You must have a lot of brackets and pencil holders.
I have several Printers since years and still use them on a regular base. It is not only About pencil holders if you know how to use a CAD Programm. I would not want to miss them.
Never printed any of those maybe brackets but because is a very generic concept. As @mameise said, you must design your own pieces.
One of the latest was those beautiful speaker covers for the arcade cabinet.
In light of recent events this is my latest 3D print (not my design, but I did paint it myself)
I got my printer mostly out of interest in miniature painting, but also small scale electronics. Nothing like being able to 3D print prototype cases.
Those are nice 3d prints! I guess my mind is just focused on flex PCBA and laser engraving right now!
@eried How did you get that surface finish on that speaker grill it looks like the extruder is like doing some kind of z movement as it prints the top layer(s)?
The power supply on my 3D printer died today. One of those pesky ceramic capacitors cracked.
Good news: ordered a replacement on amazon for $25 with prime shipping and it’ll be here Monday
Bad news: I was in the middle of printing a toy helicopter for my son and I to play with together this weekend now it’ll have to wait. I also had a list of 3D printable toys that he would love that’ll sadly have to wait for a bit.
If I had a 3D printer I’d probably design and print replicas of spaceships and things from scifi series.
Unfortunately I don’t really have the room.
Very grotesque. At least you’re ready for halloween, I guess.
Just give him a cardboard box, some plastic bottles, some scissors and some tape or glue.
That worked perfectly well before we had all these newfangled 3D printers.
It is a textured PEI steel sheet. My printers are very old (from 2011 and 2014) so I constantly add the “new fashionable” stuff. Latest additions were that texture option, filament sensor and powerloss recovery
Oh so thats the base layer?
I’ve found that higher temps on PLA usually makes the hairs much finer, then after waiting for the print to cool down I use a heat gun on high to very quickly sweep over the print and melt the hairs.
It either blasts the hairs away or turns the hairs into balls/bumps that are much easier to slice off with a box cutter.
Works very well with fat convex models and with large holes (something like a coffee cup). You need thick at least 3-layer walls that can absorb the heat blast without melting.
Fine (under 3-layer-thick) prints might deform, might work if they get refrigerated first but I haven’t tried this far.
Gotta let the model cool down a bit between air blasts to do the other side(s).

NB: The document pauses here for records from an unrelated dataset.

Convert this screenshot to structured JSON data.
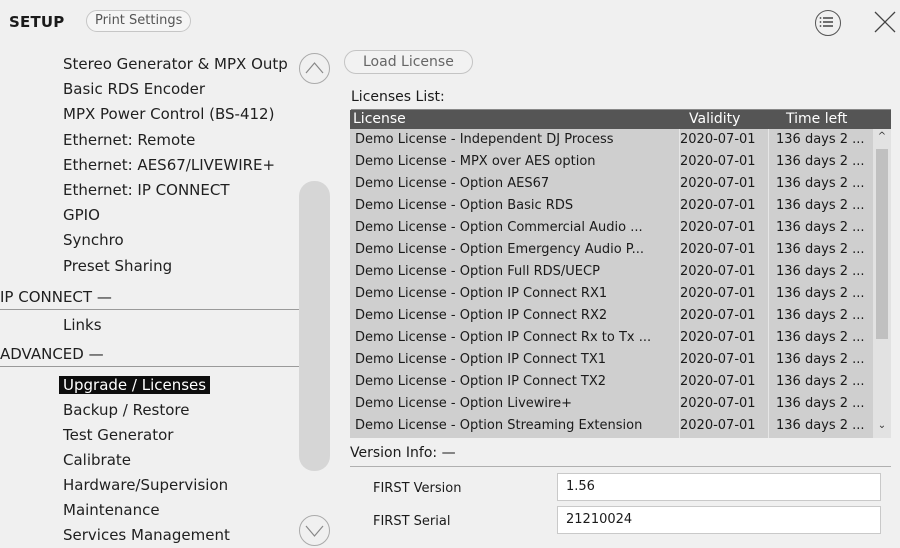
{
  "topbar": {
    "title": "SETUP",
    "print_label": "Print Settings"
  },
  "sidebar": {
    "items_top": [
      "Stereo Generator & MPX Outp",
      "Basic RDS Encoder",
      "MPX Power Control (BS-412)",
      "Ethernet: Remote",
      "Ethernet: AES67/LIVEWIRE+",
      "Ethernet: IP CONNECT",
      "GPIO",
      "Synchro",
      "Preset Sharing"
    ],
    "ipconnect_head": "IP CONNECT  —",
    "ipconnect_items": [
      "Links"
    ],
    "advanced_head": "ADVANCED  —",
    "advanced_items": [
      "Upgrade / Licenses",
      "Backup / Restore",
      "Test Generator",
      "Calibrate",
      "Hardware/Supervision",
      "Maintenance",
      "Services Management"
    ]
  },
  "main": {
    "load_license": "Load License",
    "licenses_list_label": "Licenses List:",
    "columns": [
      "License",
      "Validity",
      "Time left"
    ],
    "rows": [
      [
        "Demo License - Independent DJ Process",
        "2020-07-01",
        "136 days 2 ..."
      ],
      [
        "Demo License - MPX over AES option",
        "2020-07-01",
        "136 days 2 ..."
      ],
      [
        "Demo License - Option AES67",
        "2020-07-01",
        "136 days 2 ..."
      ],
      [
        "Demo License - Option Basic RDS",
        "2020-07-01",
        "136 days 2 ..."
      ],
      [
        "Demo License - Option Commercial Audio ...",
        "2020-07-01",
        "136 days 2 ..."
      ],
      [
        "Demo License - Option Emergency Audio P...",
        "2020-07-01",
        "136 days 2 ..."
      ],
      [
        "Demo License - Option Full RDS/UECP",
        "2020-07-01",
        "136 days 2 ..."
      ],
      [
        "Demo License - Option IP Connect RX1",
        "2020-07-01",
        "136 days 2 ..."
      ],
      [
        "Demo License - Option IP Connect RX2",
        "2020-07-01",
        "136 days 2 ..."
      ],
      [
        "Demo License - Option IP Connect Rx to Tx ...",
        "2020-07-01",
        "136 days 2 ..."
      ],
      [
        "Demo License - Option IP Connect TX1",
        "2020-07-01",
        "136 days 2 ..."
      ],
      [
        "Demo License - Option IP Connect TX2",
        "2020-07-01",
        "136 days 2 ..."
      ],
      [
        "Demo License - Option Livewire+",
        "2020-07-01",
        "136 days 2 ..."
      ],
      [
        "Demo License - Option Streaming Extension",
        "2020-07-01",
        "136 days 2 ..."
      ]
    ],
    "version_info_label": "Version Info:  —",
    "version_label": "FIRST Version",
    "version_value": "1.56",
    "serial_label": "FIRST Serial",
    "serial_value": "21210024"
  },
  "icons": {
    "menu": "list-menu-icon",
    "close": "close-icon",
    "scroll_up": "chevron-up-icon",
    "scroll_down": "chevron-down-icon"
  },
  "colors": {
    "selected_bg": "#0d0d0d",
    "table_header": "#555555",
    "table_body": "#cfcfcf"
  }
}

If you only print occasionally get a large seal-able plastic box to store your PLA in and a bunch of $2 humidity traps from the dollar-store to shove in that box (I filled half my container with those humidity traps). It has worked great for me, dried up even bad cheap PLA after a few months of just sitting in that box.
I’ve been looking for another slow cheap food dehydrator (since the last one melted itself) for faster drying but turns out I print infrequently enough that the humidity traps are sufficient if I round-robin the spools.